There is an NTP Server just a time server that uses the protocol NTP. NTP is undoubtedly the most widely used although other time protocols do exist. The terms ‘NTP server’, ‘time server’ and ‘network time server’ are interchangeable and frequently the terms ‘radio clock’ or ‘GPS time server’ are utilized but these merely describe the procedure that the time servers are given a time reference.
Atomic clocks work with the principle that the single atom (in most cases the caesium -133) will resonate at an exact speed at certain energy levels. The correctness of atomic clocks is indeed adept that UTC was created to permit international Atomic Time (TAI) and Greenwich Meantime (GMT) to be blended, allowing for the slowing of the Earth’s rotation by the addition of leap seconds and thus keeping the Sun at the Earth’s meridian at noon. Failure to account for this particular slowing would lead to the eventual drift (albeit in many millennia).
The protocol was developed to provide exact synchronization of time between NTP Server and clients. Internet established NTP servers synchronize their time to exact external reference clocks, for example GPS, national radio time standards or precise atomic clocks. Accurate time is passed from the NTP server to network clients.
A time signal will be received by a committed NTP server . The web is possibly the most usual sources of UTC time (Coordinated Universal Time), yet, as a timing source can be a cause for several time server difficulties utilizing the net.

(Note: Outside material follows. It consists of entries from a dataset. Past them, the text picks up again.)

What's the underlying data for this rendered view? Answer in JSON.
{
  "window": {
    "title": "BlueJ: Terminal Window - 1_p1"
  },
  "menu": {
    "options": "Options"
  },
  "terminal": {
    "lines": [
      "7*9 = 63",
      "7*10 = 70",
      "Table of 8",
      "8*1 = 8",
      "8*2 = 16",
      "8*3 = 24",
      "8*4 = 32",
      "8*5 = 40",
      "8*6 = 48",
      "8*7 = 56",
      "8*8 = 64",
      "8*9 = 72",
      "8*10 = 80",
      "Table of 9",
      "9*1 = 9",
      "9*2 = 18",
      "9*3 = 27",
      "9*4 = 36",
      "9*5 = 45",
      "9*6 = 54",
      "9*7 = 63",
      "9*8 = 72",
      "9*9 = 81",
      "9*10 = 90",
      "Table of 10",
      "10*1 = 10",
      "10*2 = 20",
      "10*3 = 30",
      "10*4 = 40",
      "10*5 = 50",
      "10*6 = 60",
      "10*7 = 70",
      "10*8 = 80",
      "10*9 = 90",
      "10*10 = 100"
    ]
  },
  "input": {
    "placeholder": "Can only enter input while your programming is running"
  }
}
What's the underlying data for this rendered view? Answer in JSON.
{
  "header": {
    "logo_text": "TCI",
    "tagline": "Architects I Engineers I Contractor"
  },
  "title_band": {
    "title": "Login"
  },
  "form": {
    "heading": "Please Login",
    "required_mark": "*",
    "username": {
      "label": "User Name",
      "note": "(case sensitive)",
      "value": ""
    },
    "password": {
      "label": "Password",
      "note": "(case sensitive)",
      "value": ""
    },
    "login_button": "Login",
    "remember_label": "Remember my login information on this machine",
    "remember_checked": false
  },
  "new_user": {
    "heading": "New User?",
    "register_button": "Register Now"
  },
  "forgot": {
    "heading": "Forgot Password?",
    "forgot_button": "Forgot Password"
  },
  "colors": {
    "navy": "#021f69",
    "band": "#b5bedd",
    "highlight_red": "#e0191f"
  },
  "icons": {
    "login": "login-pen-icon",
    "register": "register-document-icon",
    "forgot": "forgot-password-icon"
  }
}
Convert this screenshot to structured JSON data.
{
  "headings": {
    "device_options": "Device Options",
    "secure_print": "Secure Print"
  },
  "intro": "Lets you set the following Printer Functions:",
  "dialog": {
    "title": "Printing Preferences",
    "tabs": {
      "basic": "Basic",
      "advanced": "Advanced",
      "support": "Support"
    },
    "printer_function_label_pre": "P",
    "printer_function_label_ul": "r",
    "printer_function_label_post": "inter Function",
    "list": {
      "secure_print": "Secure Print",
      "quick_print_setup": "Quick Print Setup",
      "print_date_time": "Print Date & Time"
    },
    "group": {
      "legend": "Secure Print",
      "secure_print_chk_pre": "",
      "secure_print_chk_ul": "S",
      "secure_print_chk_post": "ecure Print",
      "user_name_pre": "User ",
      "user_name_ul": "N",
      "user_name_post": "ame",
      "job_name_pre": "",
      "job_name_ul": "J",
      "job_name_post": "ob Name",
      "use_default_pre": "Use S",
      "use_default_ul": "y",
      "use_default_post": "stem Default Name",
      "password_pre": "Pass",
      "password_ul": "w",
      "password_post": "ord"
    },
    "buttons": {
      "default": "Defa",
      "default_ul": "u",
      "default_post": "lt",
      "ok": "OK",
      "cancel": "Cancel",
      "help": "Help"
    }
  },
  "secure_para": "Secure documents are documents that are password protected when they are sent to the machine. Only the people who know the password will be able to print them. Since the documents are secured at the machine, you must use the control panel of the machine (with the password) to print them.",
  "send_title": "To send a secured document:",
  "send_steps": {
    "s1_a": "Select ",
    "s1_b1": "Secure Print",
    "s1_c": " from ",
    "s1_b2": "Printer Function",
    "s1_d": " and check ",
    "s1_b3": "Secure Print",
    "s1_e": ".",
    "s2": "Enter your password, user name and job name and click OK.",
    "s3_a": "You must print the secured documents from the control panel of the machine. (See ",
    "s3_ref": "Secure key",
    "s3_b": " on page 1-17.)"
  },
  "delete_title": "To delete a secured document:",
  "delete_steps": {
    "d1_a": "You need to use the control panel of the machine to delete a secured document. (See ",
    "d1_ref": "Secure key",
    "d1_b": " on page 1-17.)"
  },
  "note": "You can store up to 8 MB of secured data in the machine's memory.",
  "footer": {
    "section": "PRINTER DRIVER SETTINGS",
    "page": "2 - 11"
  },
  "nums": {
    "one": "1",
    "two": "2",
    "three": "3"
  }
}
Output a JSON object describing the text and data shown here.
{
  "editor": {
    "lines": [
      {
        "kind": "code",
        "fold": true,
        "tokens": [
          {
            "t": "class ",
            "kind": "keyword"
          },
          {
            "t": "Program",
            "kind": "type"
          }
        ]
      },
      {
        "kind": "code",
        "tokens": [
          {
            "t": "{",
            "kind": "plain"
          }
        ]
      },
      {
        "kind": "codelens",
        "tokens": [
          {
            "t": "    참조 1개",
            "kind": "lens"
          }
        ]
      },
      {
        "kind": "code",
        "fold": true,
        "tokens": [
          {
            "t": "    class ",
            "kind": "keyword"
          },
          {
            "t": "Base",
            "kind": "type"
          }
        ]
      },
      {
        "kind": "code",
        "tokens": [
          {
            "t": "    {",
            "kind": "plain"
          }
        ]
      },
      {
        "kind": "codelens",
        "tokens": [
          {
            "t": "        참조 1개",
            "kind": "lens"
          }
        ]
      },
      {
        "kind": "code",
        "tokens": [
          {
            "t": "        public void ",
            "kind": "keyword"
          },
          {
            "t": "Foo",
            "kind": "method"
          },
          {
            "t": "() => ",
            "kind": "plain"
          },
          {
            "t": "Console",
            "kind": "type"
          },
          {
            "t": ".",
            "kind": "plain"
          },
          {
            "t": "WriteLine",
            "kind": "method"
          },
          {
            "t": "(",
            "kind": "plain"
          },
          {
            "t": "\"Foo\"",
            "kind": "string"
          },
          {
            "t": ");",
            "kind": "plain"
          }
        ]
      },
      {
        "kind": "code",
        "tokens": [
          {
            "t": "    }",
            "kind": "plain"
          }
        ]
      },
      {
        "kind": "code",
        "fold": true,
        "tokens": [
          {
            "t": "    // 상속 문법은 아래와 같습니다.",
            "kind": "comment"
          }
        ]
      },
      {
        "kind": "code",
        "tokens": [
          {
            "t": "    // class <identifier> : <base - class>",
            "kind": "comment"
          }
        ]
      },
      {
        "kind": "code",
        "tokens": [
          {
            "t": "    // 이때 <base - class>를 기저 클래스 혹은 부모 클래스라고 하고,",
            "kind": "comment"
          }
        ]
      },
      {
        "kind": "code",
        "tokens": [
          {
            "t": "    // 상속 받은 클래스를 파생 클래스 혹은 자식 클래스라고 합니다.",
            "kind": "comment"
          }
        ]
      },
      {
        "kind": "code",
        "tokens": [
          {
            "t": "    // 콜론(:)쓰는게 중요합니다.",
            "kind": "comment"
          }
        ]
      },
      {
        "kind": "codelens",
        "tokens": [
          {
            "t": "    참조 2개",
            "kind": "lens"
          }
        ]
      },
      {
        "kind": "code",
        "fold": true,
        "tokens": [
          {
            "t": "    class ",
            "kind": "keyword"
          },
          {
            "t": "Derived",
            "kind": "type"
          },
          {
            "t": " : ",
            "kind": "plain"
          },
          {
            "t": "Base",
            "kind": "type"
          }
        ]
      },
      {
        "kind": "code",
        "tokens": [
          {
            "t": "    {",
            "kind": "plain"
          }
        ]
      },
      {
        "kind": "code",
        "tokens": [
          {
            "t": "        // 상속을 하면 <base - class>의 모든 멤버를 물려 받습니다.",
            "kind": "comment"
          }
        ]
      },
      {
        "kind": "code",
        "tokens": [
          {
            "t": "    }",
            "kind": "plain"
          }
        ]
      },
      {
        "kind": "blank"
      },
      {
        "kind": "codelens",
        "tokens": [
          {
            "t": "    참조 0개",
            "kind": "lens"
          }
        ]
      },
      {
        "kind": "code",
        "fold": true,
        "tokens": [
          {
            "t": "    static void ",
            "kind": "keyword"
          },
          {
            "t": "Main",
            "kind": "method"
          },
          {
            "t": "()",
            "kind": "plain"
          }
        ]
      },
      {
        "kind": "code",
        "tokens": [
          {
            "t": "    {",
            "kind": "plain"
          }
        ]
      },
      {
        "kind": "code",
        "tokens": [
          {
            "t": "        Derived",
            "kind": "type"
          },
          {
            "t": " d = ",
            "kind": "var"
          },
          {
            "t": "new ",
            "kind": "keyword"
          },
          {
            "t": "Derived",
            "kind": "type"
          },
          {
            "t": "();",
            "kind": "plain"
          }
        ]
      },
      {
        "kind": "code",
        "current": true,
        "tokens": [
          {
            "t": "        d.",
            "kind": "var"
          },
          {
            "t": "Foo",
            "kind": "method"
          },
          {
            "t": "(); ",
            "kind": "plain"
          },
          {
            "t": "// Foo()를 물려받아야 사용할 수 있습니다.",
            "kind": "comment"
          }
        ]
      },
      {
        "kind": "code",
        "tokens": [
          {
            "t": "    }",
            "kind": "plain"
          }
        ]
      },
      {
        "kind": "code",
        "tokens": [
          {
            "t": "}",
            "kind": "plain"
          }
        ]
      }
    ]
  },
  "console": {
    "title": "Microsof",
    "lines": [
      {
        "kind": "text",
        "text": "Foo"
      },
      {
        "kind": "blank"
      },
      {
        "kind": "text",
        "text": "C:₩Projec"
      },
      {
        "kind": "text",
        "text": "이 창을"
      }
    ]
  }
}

Firstly Internet time sources can’t be authenticated; authentication ensures that a timing reference is coming from where it says it is and is the in built security measure of NTP.
On the same note to use an Internet timing source would mean that a gap would need to be created in the network firewall, this can clearly cause its own security issues. Internet time sources can also be notoriously incorrect. A survey by MIT (Massachusetts Institute of Technology) found less than a quarter of Internet time sources were any where near exact and often those that were, were too far to provide a reliable timing source.